SUPPLIED DATA below:

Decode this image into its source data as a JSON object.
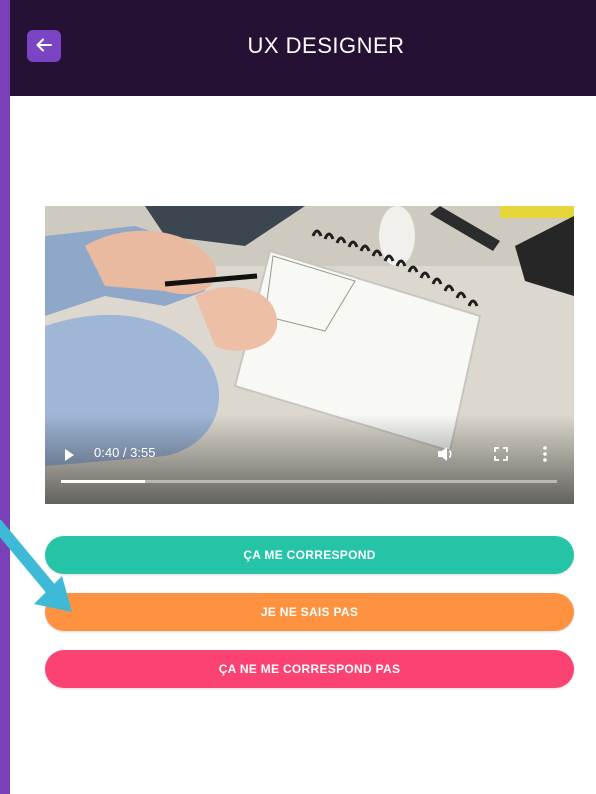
{
  "header": {
    "title": "UX DESIGNER",
    "back_icon": "arrow-left-icon",
    "background": "#241133",
    "back_button_color": "#7a44c4"
  },
  "video": {
    "time_display": "0:40 / 3:55",
    "current_seconds": 40,
    "duration_seconds": 235,
    "progress_fraction": 0.17,
    "icons": [
      "play-icon",
      "volume-icon",
      "fullscreen-icon",
      "more-vert-icon"
    ]
  },
  "choices": {
    "yes_label": "ÇA ME CORRESPOND",
    "maybe_label": "JE NE SAIS PAS",
    "no_label": "ÇA NE ME CORRESPOND PAS",
    "colors": {
      "yes": "#25c4a7",
      "maybe": "#ff9240",
      "no": "#fc4272"
    }
  },
  "annotation": {
    "arrow_icon": "pointer-arrow-icon",
    "arrow_color": "#3fb9d8"
  },
  "page_background": "#7b3fb8"
}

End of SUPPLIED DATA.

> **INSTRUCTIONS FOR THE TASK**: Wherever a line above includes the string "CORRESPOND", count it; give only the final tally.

> **OUTPUT OF THE TASK**: 2